Page, D.W., Vanderzalm, J.L., Barry, K.E., Torkzaban, S., Gonzalez, D., Dillon, P.J.
Ecological engineering 2015 v.84 pp. 427-434
Escherichia coli, aquifers, bacteria, brackish water, limestone, monitoring, prediction, salinity, stormwater, turbidity, water quality, water reuse, South Australia
Aquifer Storage and Recovery (ASR) has been used for decades as a technique to store harvested urban stormwater in aquifers for subsequent reuse. However, stormwater recycling via ASR may also provide a means of improving the quality of the recharged water through passage and storage in the aquifer, thereby allowing improved prediction and management of recovered water quality. In this study, water quality data were evaluated from four stormwater ASR sites operating for up to 14 years in Salisbury, South Australia. Stormwater was injected and stored in a confined carbonate aquifer that initially contained brackish water. Long term operational monitoring of stormwater recycling via ASR was used to quantify the changes in salinity, turbidity and Escherichia coli concentrations. At all sites, E. coli concentrations in recovered water was 2–3log10 (90 to 99%) less than injected water. Positive detections of E. coli were found >98% injected water samples in comparison with ∼20% of recovered water samples from all four sites. Turbidity reduction was >50% for three of the ASR sites. Reductions could not be explained through dilution alone and are the result of bacteria retention and inactivation in the aquifer.

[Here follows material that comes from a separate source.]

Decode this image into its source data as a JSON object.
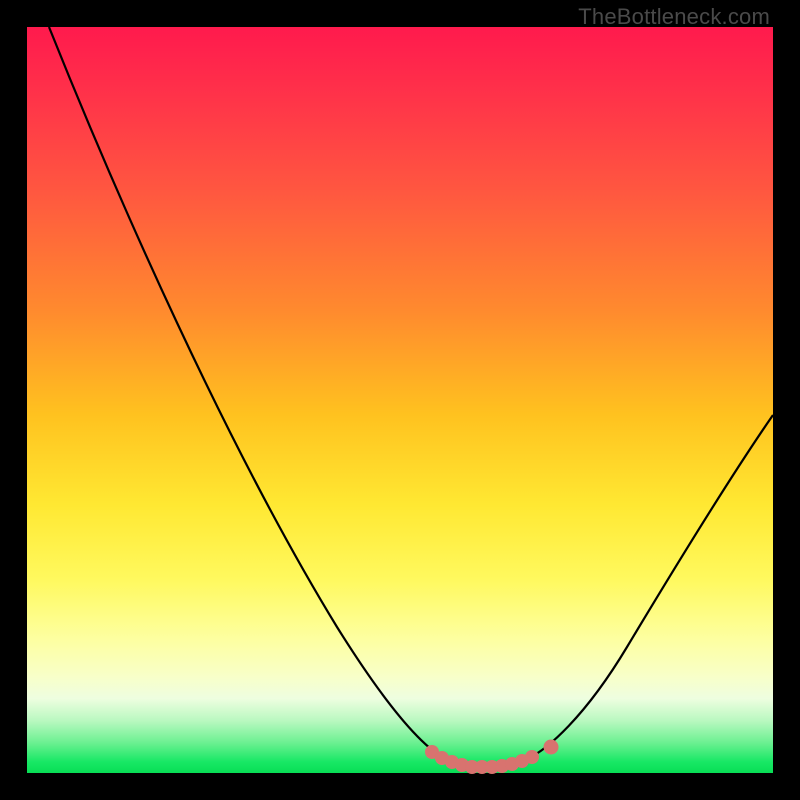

The magnitude of E. coli removal, and to a lesser degree turbidity reduction, highlights the potential for integration with engineered treatments.